• _INSTRUCTIONS FOR THE TASK_: Strip out all images, then restate the data verbatim.

_ _ _ _ _

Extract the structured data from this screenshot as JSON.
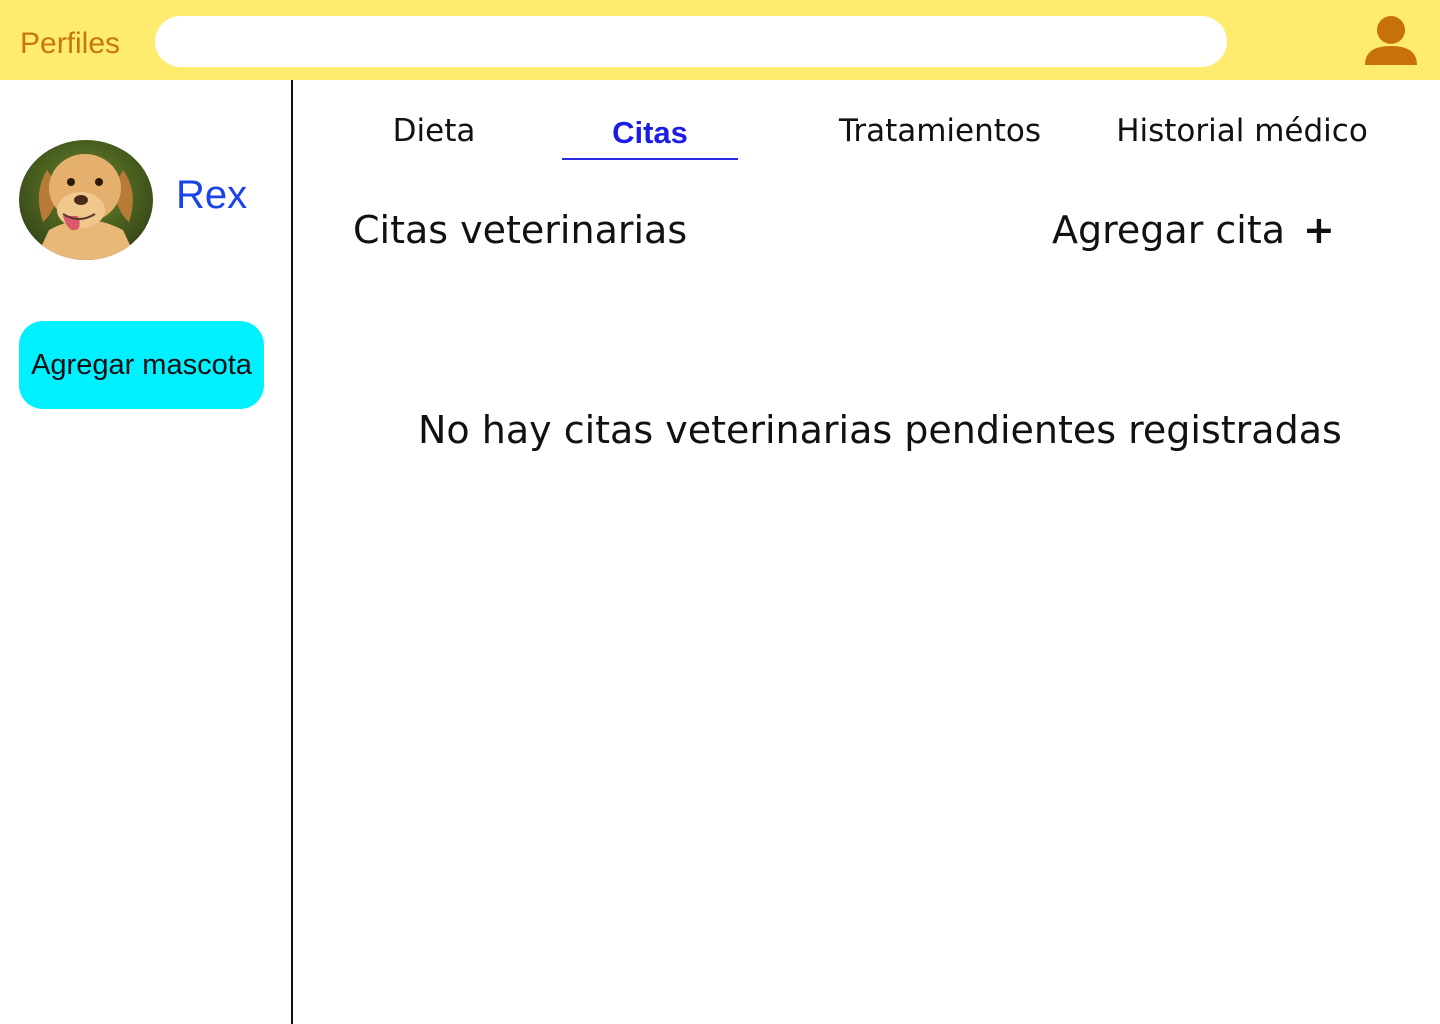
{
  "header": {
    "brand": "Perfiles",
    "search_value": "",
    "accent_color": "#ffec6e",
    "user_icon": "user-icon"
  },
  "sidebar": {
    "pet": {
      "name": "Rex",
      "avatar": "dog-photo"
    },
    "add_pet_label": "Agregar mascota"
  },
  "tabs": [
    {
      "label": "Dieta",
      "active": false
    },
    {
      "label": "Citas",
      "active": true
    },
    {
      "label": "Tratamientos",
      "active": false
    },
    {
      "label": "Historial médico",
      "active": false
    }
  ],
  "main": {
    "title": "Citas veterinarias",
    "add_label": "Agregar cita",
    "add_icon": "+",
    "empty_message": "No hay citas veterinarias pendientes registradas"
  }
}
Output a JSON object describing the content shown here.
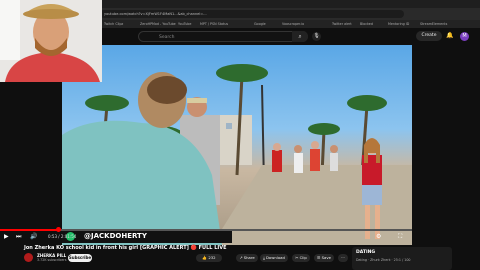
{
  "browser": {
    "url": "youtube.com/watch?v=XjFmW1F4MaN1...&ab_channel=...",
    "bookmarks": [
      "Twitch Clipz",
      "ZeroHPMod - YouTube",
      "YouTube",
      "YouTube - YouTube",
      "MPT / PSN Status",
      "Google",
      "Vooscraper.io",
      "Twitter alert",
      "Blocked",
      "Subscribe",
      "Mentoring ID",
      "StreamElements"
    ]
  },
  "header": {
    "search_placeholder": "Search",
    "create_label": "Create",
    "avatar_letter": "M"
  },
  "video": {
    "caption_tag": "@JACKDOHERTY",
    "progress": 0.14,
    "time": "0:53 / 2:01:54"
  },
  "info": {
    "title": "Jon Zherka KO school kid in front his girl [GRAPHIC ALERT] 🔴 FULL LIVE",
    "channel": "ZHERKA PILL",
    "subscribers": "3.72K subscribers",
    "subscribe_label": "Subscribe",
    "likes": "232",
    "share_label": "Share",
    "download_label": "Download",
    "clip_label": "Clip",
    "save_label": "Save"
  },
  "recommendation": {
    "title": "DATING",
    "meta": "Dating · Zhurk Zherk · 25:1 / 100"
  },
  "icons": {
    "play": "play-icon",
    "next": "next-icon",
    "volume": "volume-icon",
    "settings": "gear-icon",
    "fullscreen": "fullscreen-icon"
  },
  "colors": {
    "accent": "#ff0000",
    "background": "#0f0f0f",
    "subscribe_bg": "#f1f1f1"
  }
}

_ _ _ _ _

• _COMPLETED EXERCISE_:
Extract the structured data from this screenshot as JSON.
{
  "header": {
    "brand": "Perfiles",
    "search_value": "",
    "accent_color": "#ffec6e",
    "user_icon": "user-icon"
  },
  "sidebar": {
    "pet": {
      "name": "Rex",
      "avatar": "dog-photo"
    },
    "add_pet_label": "Agregar mascota"
  },
  "tabs": [
    {
      "label": "Dieta",
      "active": false
    },
    {
      "label": "Citas",
      "active": true
    },
    {
      "label": "Tratamientos",
      "active": false
    },
    {
      "label": "Historial médico",
      "active": false
    }
  ],
  "main": {
    "title": "Citas veterinarias",
    "add_label": "Agregar cita",
    "add_icon": "+",
    "empty_message": "No hay citas veterinarias pendientes registradas"
  }
}
Output a JSON object describing the content shown here.
{
  "browser": {
    "url": "youtube.com/watch?v=XjFmW1F4MaN1...&ab_channel=...",
    "bookmarks": [
      "Twitch Clipz",
      "ZeroHPMod - YouTube",
      "YouTube",
      "YouTube - YouTube",
      "MPT / PSN Status",
      "Google",
      "Vooscraper.io",
      "Twitter alert",
      "Blocked",
      "Subscribe",
      "Mentoring ID",
      "StreamElements"
    ]
  },
  "header": {
    "search_placeholder": "Search",
    "create_label": "Create",
    "avatar_letter": "M"
  },
  "video": {
    "caption_tag": "@JACKDOHERTY",
    "progress": 0.14,
    "time": "0:53 / 2:01:54"
  },
  "info": {
    "title": "Jon Zherka KO school kid in front his girl [GRAPHIC ALERT] 🔴 FULL LIVE",
    "channel": "ZHERKA PILL",
    "subscribers": "3.72K subscribers",
    "subscribe_label": "Subscribe",
    "likes": "232",
    "share_label": "Share",
    "download_label": "Download",
    "clip_label": "Clip",
    "save_label": "Save"
  },
  "recommendation": {
    "title": "DATING",
    "meta": "Dating · Zhurk Zherk · 25:1 / 100"
  },
  "icons": {
    "play": "play-icon",
    "next": "next-icon",
    "volume": "volume-icon",
    "settings": "gear-icon",
    "fullscreen": "fullscreen-icon"
  },
  "colors": {
    "accent": "#ff0000",
    "background": "#0f0f0f",
    "subscribe_bg": "#f1f1f1"
  }
}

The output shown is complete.